2 Thess 2:3: “Let no one in any way deceive you, for it [the day of the Lord] will not come unless the apostasy [apostasia] comes first [prōton], and the man of lawlessness is revealed, the son of destruction” (NASB).
The term protos is an adverb that means first. Paul is clearly teaching that the revelation of the Antichrist and the apostasy will occur first, that is, before the day of the Lord.
The Greek is constructed with the conditional “unless” (ean mē) coupled with the adverb “first” (prōton), which results in placing the conditional events sequentially before the main event. There are only two other places in the New Testament that this construction occurs (see the video).

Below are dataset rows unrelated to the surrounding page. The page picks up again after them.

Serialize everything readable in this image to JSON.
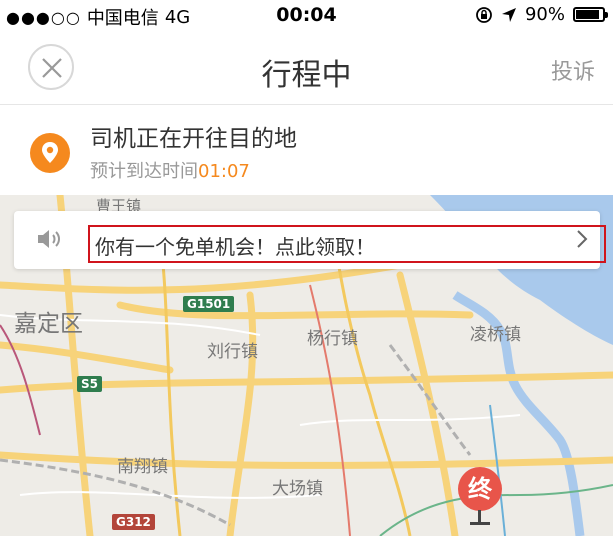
{
  "status_bar": {
    "signal": "●●●○○",
    "carrier": "中国电信",
    "network": "4G",
    "time": "00:04",
    "battery": "90%",
    "battery_level": 0.9
  },
  "navbar": {
    "title": "行程中",
    "action": "投诉"
  },
  "trip": {
    "status": "司机正在开往目的地",
    "eta_prefix": "预计到达时间",
    "eta_time": "01:07"
  },
  "notice": {
    "text": "你有一个免单机会！点此领取！"
  },
  "map": {
    "labels": {
      "caowang": "曹王镇",
      "jiading": "嘉定区",
      "liuxing": "刘行镇",
      "yangxing": "杨行镇",
      "lingqiao": "凌桥镇",
      "nanxiang": "南翔镇",
      "dachang": "大场镇"
    },
    "shields": {
      "g1501": "G1501",
      "s5": "S5",
      "g312": "G312"
    },
    "destination_marker": "终"
  }
}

One particular pretrib objection argues that the Greek word behind “rebellion” or “apostasy” (apostasia, ἀποστασία) can carry the meaning of a “physical and spatial departure,” thereby suggesting that Paul has the rapture in mind when he uses this word in this verse.
The embarrassing problem (that they ignore) is the noun apostasia never means a “physical departure” in Koine Greek.